The 2020 Olympic Games were originally postponed due to the COVID-19 pandemic. The delayed event has now opened, with the opening ceremonies held on 23 July 2021 and competitions scheduled to take place through 9 August 2021. In this blog we look at the situation in Japan, as compared to NZ, and discuss lessons for nations considering hosting large events with international attendees during the COVID-19 pandemic.
Dr Matt Boyd, Syndicated from Adapt Research
In the wake of the Covid-19 pandemic, everybody now knows that:
- Warnings about pandemic disease had been touted for decades
- Myriad organisations had called for increased health security funding
- The world ignored all these warnings
- SARS-CoV-2 emerged in 2019 with dire consequences
The fact that all these warnings were known, yet action was scant, remains difficult to comprehend. Although somewhat perversely, we even knew we would ignore the warnings. Psychological research has shown that these kinds of rare but devastating events are exactly the ones humans tend to overlook. As if to drive this point home, I noted in the news today that a resident of Westport (a New Zealand town flooded by a ‘1 in 100 year event’) even stated that he knew the area had flooded, but thought “the last one was it”.
Untreated hearing loss is a large direct cause of disability and is associated with increased risk of social isolation, depression and anxiety. Māori are at risk of greater unmet needs in hearing health care in Aotearoa New Zealand, which can contribute to greater inequities. This blog argues that significant changes are needed in order to increase access to hearing healthcare and to reduce the risk and consequences of social isolation.
Amanda Kvalsvig, Nick Wilson, Cheryl Davies, Carmen Timu-Parata, Virginia Signal, Michael G. Baker
Aotearoa New Zealand (NZ’s) Alert Level system worked well in 2020, but the Covid-19 landscape is changing and the system needs to change with it to keep NZ ahead of the pandemic.
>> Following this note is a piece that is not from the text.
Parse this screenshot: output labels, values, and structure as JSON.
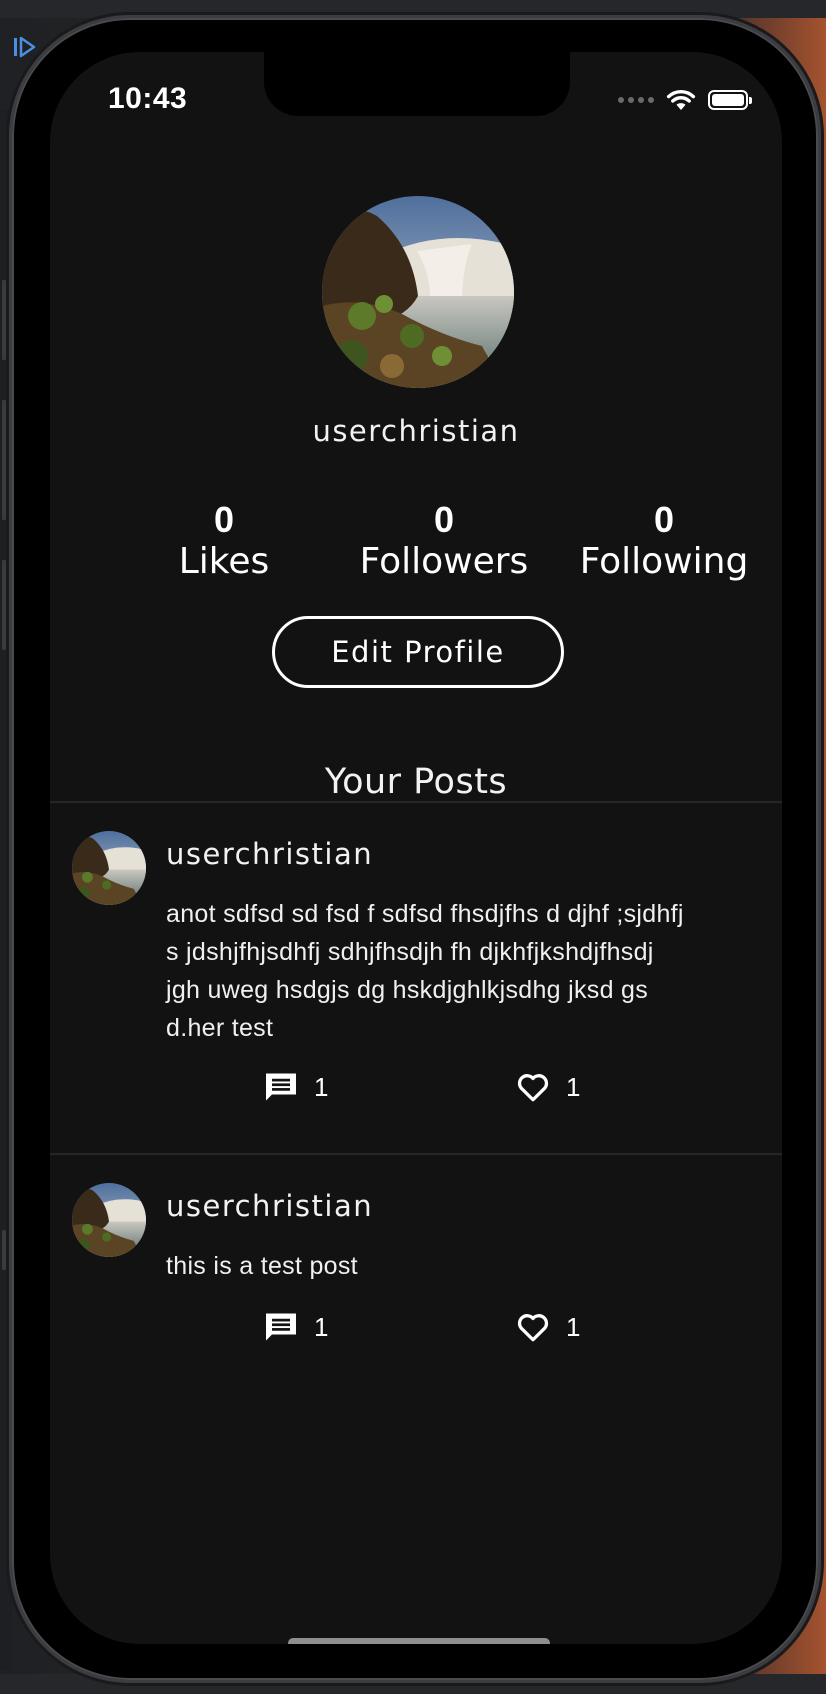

In this blog we summarise our just-published recommendations for strengthening the Alert Level system and describe the benefits of an upgraded system: to better protect us from outbreaks, avoid lockdowns, help us transition to a post-vaccination future, support prevention of other respiratory disease epidemics, and uphold Te Tiriti o Waitangi.
Blog syndicated with permission from “The Pursuit” at Melbourne University, Australia
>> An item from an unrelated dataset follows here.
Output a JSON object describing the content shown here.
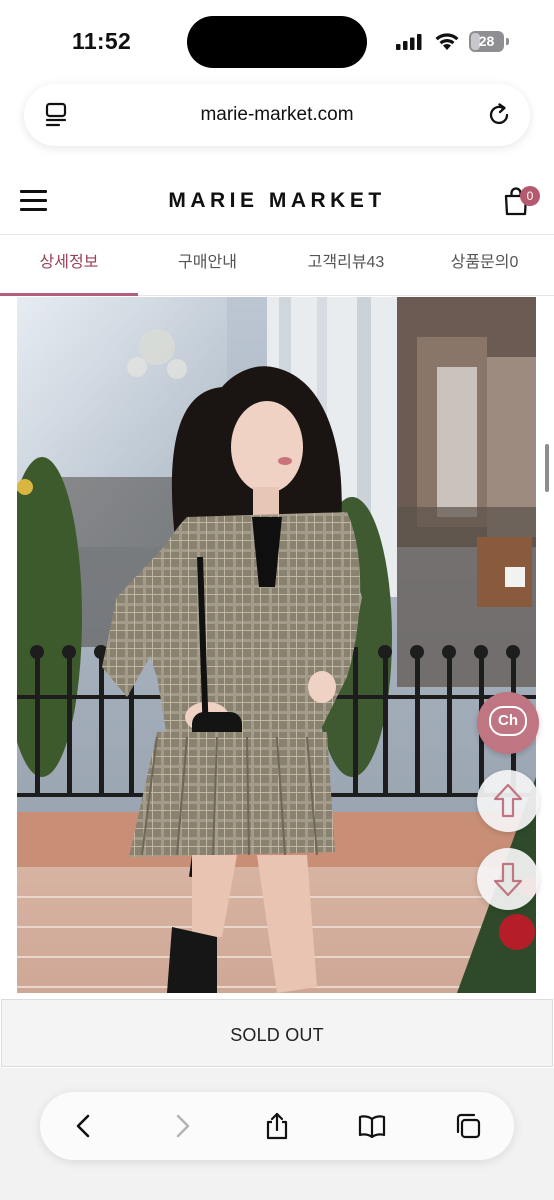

By Professor Tony Blakely, Dr Tim Wilson and Associate Professor Vijaya Sundararajan, University of Melbourne
As Australia looks toward opening its international borders, new virus modelling provides scenarios that can help us decide what’s the right risk to tolerate.